**Available data:**

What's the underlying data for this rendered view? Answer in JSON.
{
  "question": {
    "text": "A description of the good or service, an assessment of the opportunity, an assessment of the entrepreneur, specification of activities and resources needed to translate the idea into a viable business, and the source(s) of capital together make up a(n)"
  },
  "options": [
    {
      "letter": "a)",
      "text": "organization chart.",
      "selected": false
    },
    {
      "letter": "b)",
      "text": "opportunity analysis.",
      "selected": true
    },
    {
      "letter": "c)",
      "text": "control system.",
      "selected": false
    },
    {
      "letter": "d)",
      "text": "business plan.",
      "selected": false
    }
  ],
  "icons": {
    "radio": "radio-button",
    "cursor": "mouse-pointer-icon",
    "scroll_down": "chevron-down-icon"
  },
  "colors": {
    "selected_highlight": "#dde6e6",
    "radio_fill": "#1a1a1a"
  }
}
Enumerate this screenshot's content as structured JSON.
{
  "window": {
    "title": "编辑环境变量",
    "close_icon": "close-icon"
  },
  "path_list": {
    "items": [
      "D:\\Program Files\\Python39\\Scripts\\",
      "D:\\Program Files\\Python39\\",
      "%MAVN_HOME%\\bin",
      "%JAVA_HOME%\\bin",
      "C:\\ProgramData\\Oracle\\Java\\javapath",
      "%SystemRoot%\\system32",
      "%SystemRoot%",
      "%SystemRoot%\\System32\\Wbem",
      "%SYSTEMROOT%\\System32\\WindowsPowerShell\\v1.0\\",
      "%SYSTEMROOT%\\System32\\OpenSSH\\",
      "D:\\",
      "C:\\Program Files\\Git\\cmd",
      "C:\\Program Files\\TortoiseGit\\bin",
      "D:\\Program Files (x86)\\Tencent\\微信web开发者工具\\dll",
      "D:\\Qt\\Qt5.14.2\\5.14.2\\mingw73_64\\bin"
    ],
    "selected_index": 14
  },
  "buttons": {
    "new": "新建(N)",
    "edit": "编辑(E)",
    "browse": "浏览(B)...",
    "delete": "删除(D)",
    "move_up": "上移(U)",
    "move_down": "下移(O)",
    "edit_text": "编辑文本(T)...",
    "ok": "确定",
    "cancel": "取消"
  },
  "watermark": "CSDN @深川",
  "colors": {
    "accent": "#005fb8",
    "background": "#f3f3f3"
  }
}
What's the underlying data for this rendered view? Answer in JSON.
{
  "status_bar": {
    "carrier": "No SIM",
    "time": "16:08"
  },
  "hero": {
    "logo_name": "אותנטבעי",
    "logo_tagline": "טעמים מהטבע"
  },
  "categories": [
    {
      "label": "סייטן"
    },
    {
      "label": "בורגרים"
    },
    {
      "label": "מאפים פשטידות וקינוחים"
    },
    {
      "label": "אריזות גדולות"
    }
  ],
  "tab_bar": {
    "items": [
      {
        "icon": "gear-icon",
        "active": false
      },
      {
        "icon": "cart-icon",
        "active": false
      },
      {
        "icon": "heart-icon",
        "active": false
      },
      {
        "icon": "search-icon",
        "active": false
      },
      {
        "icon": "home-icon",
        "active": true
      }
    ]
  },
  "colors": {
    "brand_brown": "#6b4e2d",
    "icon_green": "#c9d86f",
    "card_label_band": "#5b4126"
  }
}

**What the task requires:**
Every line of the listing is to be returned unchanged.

**Response for this exercise:**
What's the underlying data for this rendered view? Answer in JSON.
{
  "question": {
    "text": "A description of the good or service, an assessment of the opportunity, an assessment of the entrepreneur, specification of activities and resources needed to translate the idea into a viable business, and the source(s) of capital together make up a(n)"
  },
  "options": [
    {
      "letter": "a)",
      "text": "organization chart.",
      "selected": false
    },
    {
      "letter": "b)",
      "text": "opportunity analysis.",
      "selected": true
    },
    {
      "letter": "c)",
      "text": "control system.",
      "selected": false
    },
    {
      "letter": "d)",
      "text": "business plan.",
      "selected": false
    }
  ],
  "icons": {
    "radio": "radio-button",
    "cursor": "mouse-pointer-icon",
    "scroll_down": "chevron-down-icon"
  },
  "colors": {
    "selected_highlight": "#dde6e6",
    "radio_fill": "#1a1a1a"
  }
}
Enumerate this screenshot's content as structured JSON.
{
  "window": {
    "title": "编辑环境变量",
    "close_icon": "close-icon"
  },
  "path_list": {
    "items": [
      "D:\\Program Files\\Python39\\Scripts\\",
      "D:\\Program Files\\Python39\\",
      "%MAVN_HOME%\\bin",
      "%JAVA_HOME%\\bin",
      "C:\\ProgramData\\Oracle\\Java\\javapath",
      "%SystemRoot%\\system32",
      "%SystemRoot%",
      "%SystemRoot%\\System32\\Wbem",
      "%SYSTEMROOT%\\System32\\WindowsPowerShell\\v1.0\\",
      "%SYSTEMROOT%\\System32\\OpenSSH\\",
      "D:\\",
      "C:\\Program Files\\Git\\cmd",
      "C:\\Program Files\\TortoiseGit\\bin",
      "D:\\Program Files (x86)\\Tencent\\微信web开发者工具\\dll",
      "D:\\Qt\\Qt5.14.2\\5.14.2\\mingw73_64\\bin"
    ],
    "selected_index": 14
  },
  "buttons": {
    "new": "新建(N)",
    "edit": "编辑(E)",
    "browse": "浏览(B)...",
    "delete": "删除(D)",
    "move_up": "上移(U)",
    "move_down": "下移(O)",
    "edit_text": "编辑文本(T)...",
    "ok": "确定",
    "cancel": "取消"
  },
  "watermark": "CSDN @深川",
  "colors": {
    "accent": "#005fb8",
    "background": "#f3f3f3"
  }
}
What's the underlying data for this rendered view? Answer in JSON.
{
  "status_bar": {
    "carrier": "No SIM",
    "time": "16:08"
  },
  "hero": {
    "logo_name": "אותנטבעי",
    "logo_tagline": "טעמים מהטבע"
  },
  "categories": [
    {
      "label": "סייטן"
    },
    {
      "label": "בורגרים"
    },
    {
      "label": "מאפים פשטידות וקינוחים"
    },
    {
      "label": "אריזות גדולות"
    }
  ],
  "tab_bar": {
    "items": [
      {
        "icon": "gear-icon",
        "active": false
      },
      {
        "icon": "cart-icon",
        "active": false
      },
      {
        "icon": "heart-icon",
        "active": false
      },
      {
        "icon": "search-icon",
        "active": false
      },
      {
        "icon": "home-icon",
        "active": true
      }
    ]
  },
  "colors": {
    "brand_brown": "#6b4e2d",
    "icon_green": "#c9d86f",
    "card_label_band": "#5b4126"
  }
}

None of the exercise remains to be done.